The data acquisition circuits of HSDL are based on National Instruments Compact RIO real-time modular system. Standard sampling rates are:

  • 100 Hz
  • 200 Hz
  • 500 Hz
  • 1 kHz
  • 2 kHz
  • 5 kHz
  • 10 kHz

These sampling rates are per channel. All channels are sampled with the same sampling rate except for camera and audio channels. The sampling rate is factory-configured and cannot be changed by the user due to the large impact on data files structure and fixed anti-aliasing filters in signal conditioning circuits.

Some sensors due to their physical properties (RTDs, thermocouples) have slow response and therefore limited bandwidth. For these sensors the A/D conversions can actually occur at lower sampling rates and the “missing” samples to full sampling rate are interpolated using zero padding and digital filter techniques.

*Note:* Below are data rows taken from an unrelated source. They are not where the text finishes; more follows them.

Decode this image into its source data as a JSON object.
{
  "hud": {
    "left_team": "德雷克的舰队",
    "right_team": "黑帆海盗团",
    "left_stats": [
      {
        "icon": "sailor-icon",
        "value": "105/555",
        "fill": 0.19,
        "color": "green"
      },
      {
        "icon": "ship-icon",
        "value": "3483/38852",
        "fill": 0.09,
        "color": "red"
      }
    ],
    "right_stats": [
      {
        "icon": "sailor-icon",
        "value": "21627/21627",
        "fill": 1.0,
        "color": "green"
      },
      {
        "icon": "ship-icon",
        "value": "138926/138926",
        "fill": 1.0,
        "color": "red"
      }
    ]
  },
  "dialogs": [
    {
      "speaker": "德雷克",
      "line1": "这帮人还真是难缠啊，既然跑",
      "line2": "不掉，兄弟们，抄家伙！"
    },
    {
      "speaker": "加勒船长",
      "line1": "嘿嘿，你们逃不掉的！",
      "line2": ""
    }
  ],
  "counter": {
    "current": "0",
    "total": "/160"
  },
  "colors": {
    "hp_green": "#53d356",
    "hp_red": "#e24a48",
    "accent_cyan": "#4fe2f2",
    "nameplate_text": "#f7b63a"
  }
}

In standard HSDL configuration the sampling circuits perform multiplexed sampling, where samples from channels are taken at slightly different times, depending on channel index within a data acquisition module. For applications where preservation of phase relations between channels is critical, optional simultaneous sampling hardware components can be provided. Basic ADC resolution of A/D converters is 16 bit.


The acquired signals are stored in 16 bit data types with internal precision of 0.0015 %. The stream of data saved by HSDL can be calculated as:

Data_stream_in_bytes_per_second = 2 * sample_rate_in_Hz * number_of_channels

There is a small fixed overhead regardless of the sample rate and number of channels, caused by disk files format.

The total amount of data stored by HSDL is limited by available disk space, which is typically in order of several terabytes. If image frames from camera(s) are also stored, the disk space available for analog and digital data can be significantly reduced. For more details please see the Camera Feature section.
After the HSDL disk is nearly full (95 %), the oldest continuous data is overwritten by the newest data, so the HSDL works like a FIFO memory, where the “first out” data is discarded. Thus the HSDL remembers the last N days of data at any point in time, except for frozen event-related pre- and post-trigger data, which are never discarded, unless an authorized user does so in HSDL maintenance software application. The amount of data stored on HSDL disk(s) can be determined as:

Total_disk_space_in_bytes = Data_stream_in_bytes_per_second * 86 400 * number_of_days

Practical required size of HSDL disk space is larger than suggested by the above formula due to additional space necessary for the operating system, program files, configuration files, log files, etc.

In our standard HSDL systems, the disks are organized into RAID1 (mirroring) configuration, which requires at least 2 physical hard drives, each of the same capacity.

Storage Case Study

For HSDL with 200 input channels and 1 kHz sampling rate the data stream, the data stream to disk would be:

2 Bytes per sample * 1000 Hz* 200 channels = 400 000 Bytes per second

The amount of data stored on HSDL disk(s) when the HSDL remembers the last 30 days of data is:

400 000 Bytes per second * 86 400 seconds per day * 30 days = 1 036 800 000 000 Bytes = 1 TB

Taking into account the operating system, HSDL software overhead and RAID1 disk configuration, the HSDL server would need a total of 2,5 TB of disk space in 2 hard drives (min. 1,25 TB each).